[TASK TO COMPLETE]
Scan the records below and report how many lines contain the word "this", giving the number by itself.

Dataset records
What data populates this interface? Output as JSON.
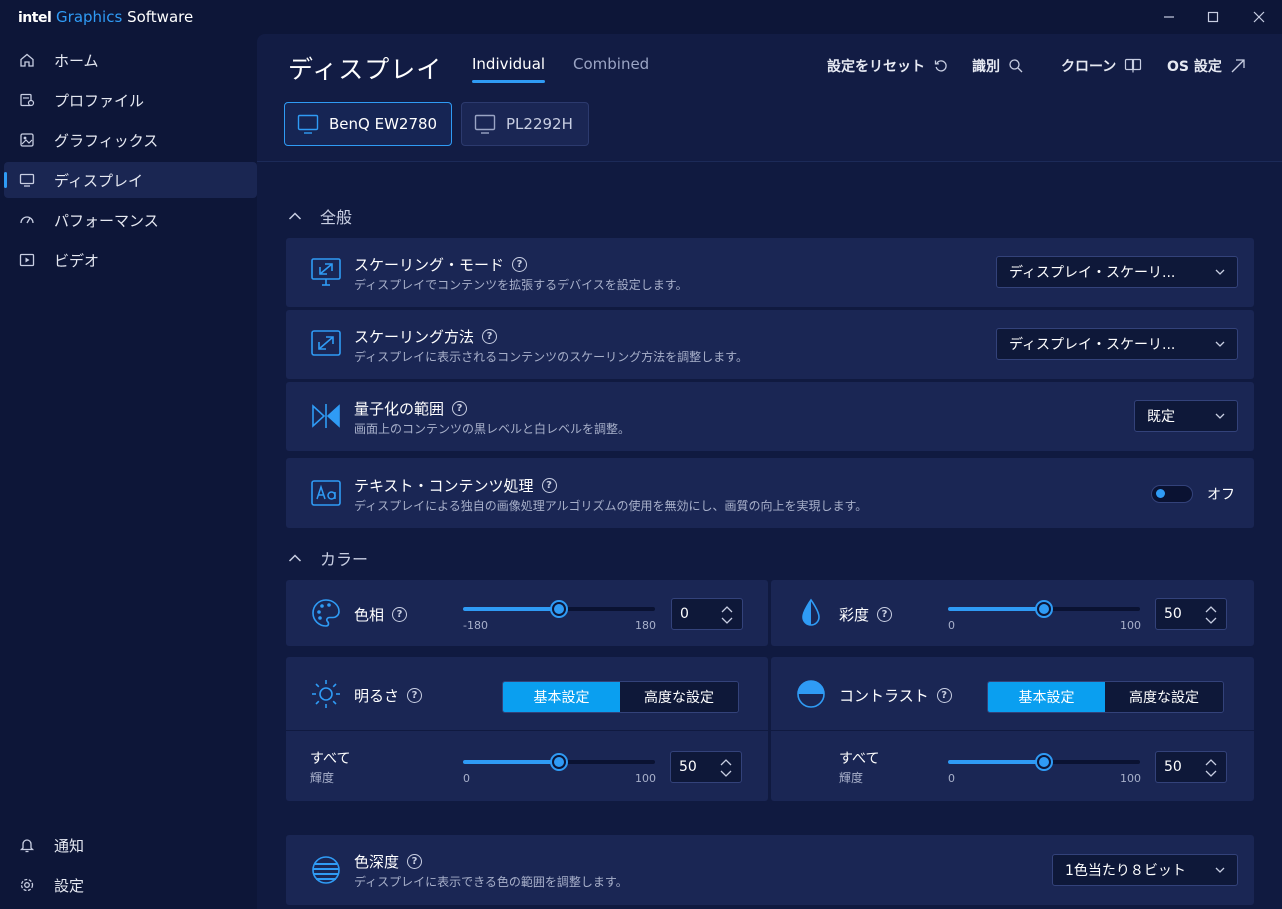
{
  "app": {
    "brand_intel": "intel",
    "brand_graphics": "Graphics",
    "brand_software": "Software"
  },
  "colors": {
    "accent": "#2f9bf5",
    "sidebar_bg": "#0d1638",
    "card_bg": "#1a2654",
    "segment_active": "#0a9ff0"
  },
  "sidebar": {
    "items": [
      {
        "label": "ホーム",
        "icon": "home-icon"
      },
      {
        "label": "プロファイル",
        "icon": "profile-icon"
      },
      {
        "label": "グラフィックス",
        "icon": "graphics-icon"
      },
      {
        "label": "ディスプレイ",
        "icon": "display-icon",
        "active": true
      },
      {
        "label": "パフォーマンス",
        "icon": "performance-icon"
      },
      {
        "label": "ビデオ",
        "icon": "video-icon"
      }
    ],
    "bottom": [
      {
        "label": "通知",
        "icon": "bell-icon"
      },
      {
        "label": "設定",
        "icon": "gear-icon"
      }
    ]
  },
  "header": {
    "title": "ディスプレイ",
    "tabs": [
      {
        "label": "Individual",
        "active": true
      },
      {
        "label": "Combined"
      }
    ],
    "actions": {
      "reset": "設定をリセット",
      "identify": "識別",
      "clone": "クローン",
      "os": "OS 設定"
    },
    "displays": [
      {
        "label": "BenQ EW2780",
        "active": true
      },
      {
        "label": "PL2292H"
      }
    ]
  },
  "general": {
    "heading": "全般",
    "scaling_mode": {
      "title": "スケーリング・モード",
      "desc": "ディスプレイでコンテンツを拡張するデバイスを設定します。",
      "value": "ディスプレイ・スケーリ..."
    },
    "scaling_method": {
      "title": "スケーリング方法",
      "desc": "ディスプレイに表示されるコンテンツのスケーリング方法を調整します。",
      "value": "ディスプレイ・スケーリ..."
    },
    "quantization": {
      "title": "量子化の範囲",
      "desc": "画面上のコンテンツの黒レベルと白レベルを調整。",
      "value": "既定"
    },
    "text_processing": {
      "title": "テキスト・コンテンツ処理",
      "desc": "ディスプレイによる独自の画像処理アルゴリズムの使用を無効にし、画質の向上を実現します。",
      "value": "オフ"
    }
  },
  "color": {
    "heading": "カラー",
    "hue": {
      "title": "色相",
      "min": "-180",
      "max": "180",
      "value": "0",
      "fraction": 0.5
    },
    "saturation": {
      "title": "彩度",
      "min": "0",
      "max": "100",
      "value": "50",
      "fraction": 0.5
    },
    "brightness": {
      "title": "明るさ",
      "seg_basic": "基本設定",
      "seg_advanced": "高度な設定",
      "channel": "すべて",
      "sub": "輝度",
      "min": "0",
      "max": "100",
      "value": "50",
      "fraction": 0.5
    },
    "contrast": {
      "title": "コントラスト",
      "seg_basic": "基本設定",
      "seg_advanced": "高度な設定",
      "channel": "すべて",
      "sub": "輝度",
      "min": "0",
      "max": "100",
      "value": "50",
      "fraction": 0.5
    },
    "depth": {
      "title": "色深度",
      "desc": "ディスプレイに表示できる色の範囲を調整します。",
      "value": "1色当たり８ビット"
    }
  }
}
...
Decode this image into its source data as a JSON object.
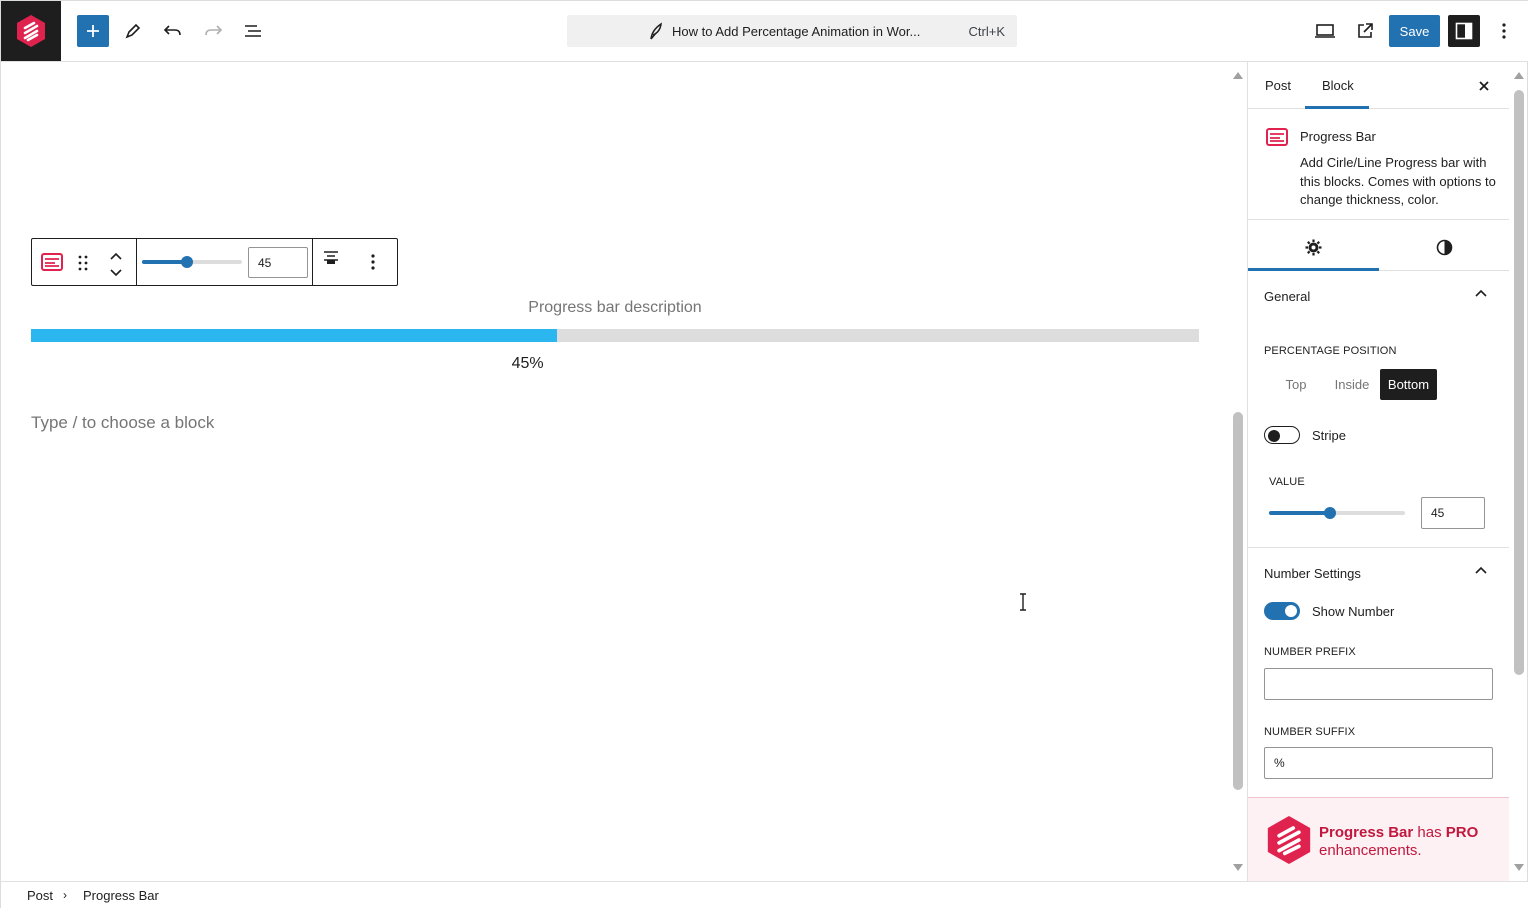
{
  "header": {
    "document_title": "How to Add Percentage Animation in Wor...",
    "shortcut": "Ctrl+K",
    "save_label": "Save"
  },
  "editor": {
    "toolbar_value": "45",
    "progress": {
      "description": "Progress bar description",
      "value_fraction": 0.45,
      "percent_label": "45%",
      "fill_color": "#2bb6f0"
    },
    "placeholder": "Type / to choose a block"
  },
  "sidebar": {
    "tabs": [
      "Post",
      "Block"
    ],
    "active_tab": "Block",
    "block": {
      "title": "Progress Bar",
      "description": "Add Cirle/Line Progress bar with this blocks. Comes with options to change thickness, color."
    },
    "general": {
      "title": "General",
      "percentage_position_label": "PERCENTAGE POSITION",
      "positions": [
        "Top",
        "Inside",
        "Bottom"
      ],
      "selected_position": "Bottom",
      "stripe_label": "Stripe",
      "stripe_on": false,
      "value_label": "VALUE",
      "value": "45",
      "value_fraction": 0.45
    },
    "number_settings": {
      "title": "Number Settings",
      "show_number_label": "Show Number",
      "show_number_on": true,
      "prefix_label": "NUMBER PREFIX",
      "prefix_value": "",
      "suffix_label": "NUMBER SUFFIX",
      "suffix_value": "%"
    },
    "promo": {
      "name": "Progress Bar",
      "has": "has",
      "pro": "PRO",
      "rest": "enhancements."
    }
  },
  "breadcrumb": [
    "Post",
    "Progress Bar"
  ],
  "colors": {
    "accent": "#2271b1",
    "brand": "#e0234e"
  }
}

[EXERCISE RESPONSE]
3